ROME (Reuters) – Italy will scrap some plans to facilitate cash payments for goods and services after criticism from EU authorities, Economy Minister Giancarlo Giorgetti said on Sunday.
Draft Budget 2023 Government proposes changes to the current system where sellers risk fines if they refuse to accept credit card payments and says it will not Impose any penalties on the following transactions EUR ($63.49).
The move drew criticism from the European Commission, which said it was inconsistent with previous EU advice to Italy to improve tax compliance, and Giorgetti told parliament late Sunday that the government had backed down.
“We intend to eliminate point-of-sale measures,” he said in testimony on the budget, adding that some sort of compensatory measure might be introduced to help shopkeepers pay commissions on card transactions.
“I hope there will be reflections on the European level of the council,” he added.

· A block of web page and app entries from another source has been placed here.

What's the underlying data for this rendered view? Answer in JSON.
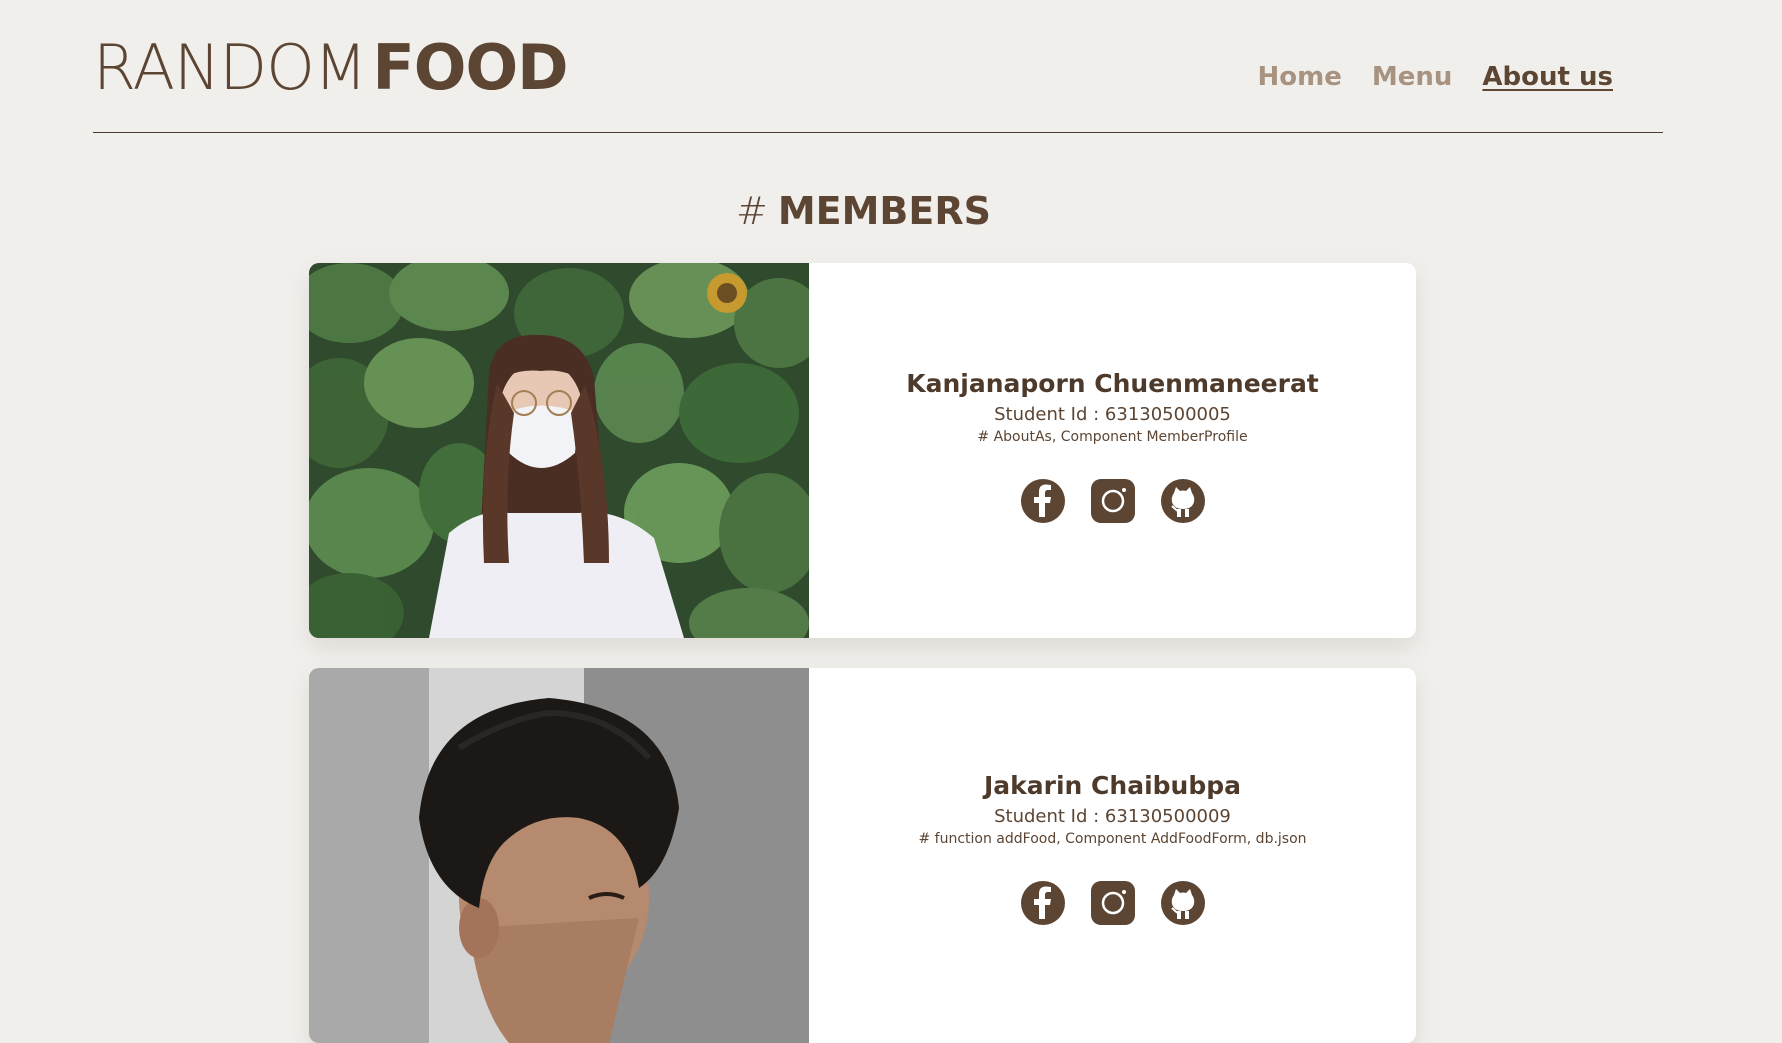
{
  "header": {
    "logo_light": "RANDOM",
    "logo_bold": "FOOD",
    "nav": [
      {
        "label": "Home",
        "active": false
      },
      {
        "label": "Menu",
        "active": false
      },
      {
        "label": "About us",
        "active": true
      }
    ]
  },
  "section": {
    "hash": "#",
    "title": "MEMBERS"
  },
  "members": [
    {
      "name": "Kanjanaporn Chuenmaneerat",
      "student_id": "Student Id : 63130500005",
      "tasks": "# AboutAs, Component MemberProfile",
      "socials": [
        "facebook-icon",
        "instagram-icon",
        "github-icon"
      ]
    },
    {
      "name": "Jakarin Chaibubpa",
      "student_id": "Student Id : 63130500009",
      "tasks": "# function addFood, Component AddFoodForm, db.json",
      "socials": [
        "facebook-icon",
        "instagram-icon",
        "github-icon"
      ]
    }
  ],
  "colors": {
    "background": "#f1efec",
    "brand_brown": "#5c4533",
    "nav_inactive": "#a89380",
    "card": "#ffffff"
  }
}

According to the Ministry of Finance, tax evasion occurs every year.
The current penalty amount is 21 Euros plus 4% of the value of the item. One of the conditions of the billion euro portion of the COVID Recovery Fund funding.
Despite the latest developments, Prime Minister Giorgia Meloni, who took office in October, continues to indulge cash even more than her predecessors.
Her first budget must be approved by parliament by the end of the year, raising the cash payment limit to 5 from next year, euros, above the previous upper limit of 1, euros.